EXERCISE REQUIREMENTS => Every line containing the string "Certified" should be returned from the records.

EXERCISE MATERIALS =>
····················

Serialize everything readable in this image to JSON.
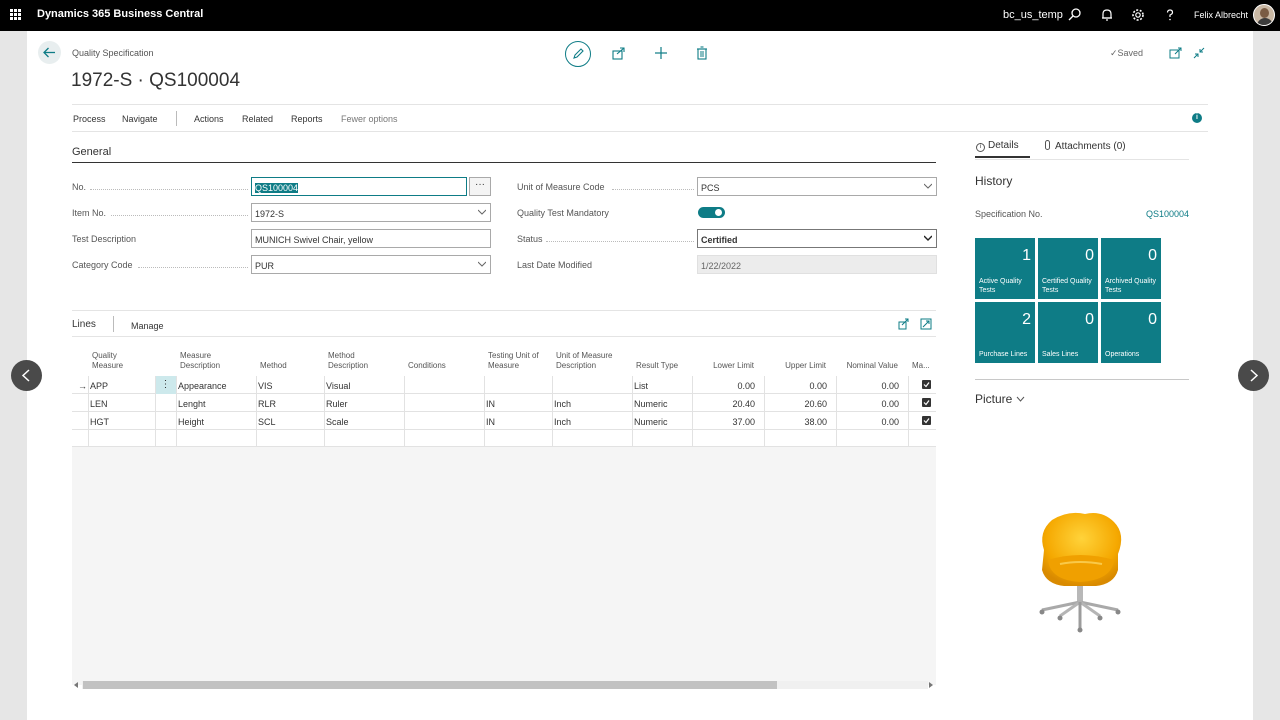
{
  "topbar": {
    "app_title": "Dynamics 365 Business Central",
    "environment": "bc_us_temp",
    "user_name": "Felix Albrecht",
    "icons": [
      "waffle-icon",
      "search-icon",
      "bell-icon",
      "gear-icon",
      "help-icon"
    ]
  },
  "header": {
    "breadcrumb": "Quality Specification",
    "title": "1972-S · QS100004",
    "status": "Saved",
    "icons": [
      "back-icon",
      "edit-icon",
      "share-icon",
      "add-icon",
      "delete-icon",
      "open-new-window-icon",
      "collapse-icon"
    ]
  },
  "action_bar": {
    "items": [
      "Process",
      "Navigate",
      "Actions",
      "Related",
      "Reports",
      "Fewer options"
    ]
  },
  "general": {
    "title": "General",
    "fields": {
      "no_label": "No.",
      "no_value": "QS100004",
      "item_no_label": "Item No.",
      "item_no_value": "1972-S",
      "test_desc_label": "Test Description",
      "test_desc_value": "MUNICH Swivel Chair, yellow",
      "category_label": "Category Code",
      "category_value": "PUR",
      "uom_label": "Unit of Measure Code",
      "uom_value": "PCS",
      "mandatory_label": "Quality Test Mandatory",
      "mandatory_value": true,
      "status_label": "Status",
      "status_value": "Certified",
      "last_modified_label": "Last Date Modified",
      "last_modified_value": "1/22/2022",
      "ellipsis": "···"
    }
  },
  "lines": {
    "title": "Lines",
    "manage": "Manage",
    "columns": {
      "quality_measure": [
        "Quality",
        "Measure"
      ],
      "measure_desc": [
        "Measure",
        "Description"
      ],
      "method": "Method",
      "method_desc": [
        "Method",
        "Description"
      ],
      "conditions": "Conditions",
      "testing_uom": [
        "Testing Unit of",
        "Measure"
      ],
      "uom_desc": [
        "Unit of Measure",
        "Description"
      ],
      "result_type": "Result Type",
      "lower_limit": "Lower Limit",
      "upper_limit": "Upper Limit",
      "nominal_value": "Nominal Value",
      "mandatory": "Ma..."
    },
    "rows": [
      {
        "measure": "APP",
        "desc": "Appearance",
        "method": "VIS",
        "method_desc": "Visual",
        "conditions": "",
        "testing_uom": "",
        "uom_desc": "",
        "result_type": "List",
        "lower": "0.00",
        "upper": "0.00",
        "nominal": "0.00",
        "mandatory": true
      },
      {
        "measure": "LEN",
        "desc": "Lenght",
        "method": "RLR",
        "method_desc": "Ruler",
        "conditions": "",
        "testing_uom": "IN",
        "uom_desc": "Inch",
        "result_type": "Numeric",
        "lower": "20.40",
        "upper": "20.60",
        "nominal": "0.00",
        "mandatory": true
      },
      {
        "measure": "HGT",
        "desc": "Height",
        "method": "SCL",
        "method_desc": "Scale",
        "conditions": "",
        "testing_uom": "IN",
        "uom_desc": "Inch",
        "result_type": "Numeric",
        "lower": "37.00",
        "upper": "38.00",
        "nominal": "0.00",
        "mandatory": true
      }
    ],
    "row_menu": "⋮",
    "current_row_arrow": "→"
  },
  "factbox": {
    "tab_details": "Details",
    "tab_attachments": "Attachments (0)",
    "history_title": "History",
    "spec_no_label": "Specification No.",
    "spec_no_value": "QS100004",
    "cues": [
      {
        "value": "1",
        "label": "Active Quality Tests"
      },
      {
        "value": "0",
        "label": "Certified Quality Tests"
      },
      {
        "value": "0",
        "label": "Archived Quality Tests"
      },
      {
        "value": "2",
        "label": "Purchase Lines"
      },
      {
        "value": "0",
        "label": "Sales Lines"
      },
      {
        "value": "0",
        "label": "Operations"
      }
    ],
    "picture_title": "Picture"
  },
  "colors": {
    "accent": "#0e7c86",
    "topbar": "#000000"
  }
}
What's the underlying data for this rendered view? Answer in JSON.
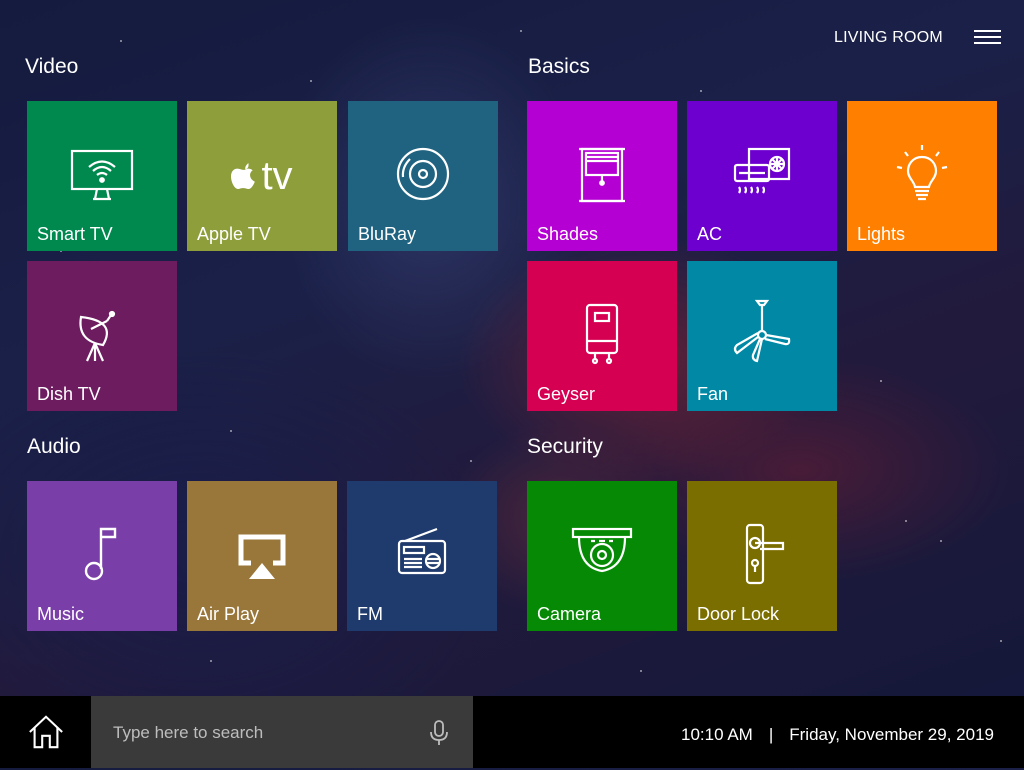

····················

TASK OUTPUT =>
      "status_value": "Certified",
        "label": "Certified Quality Tests"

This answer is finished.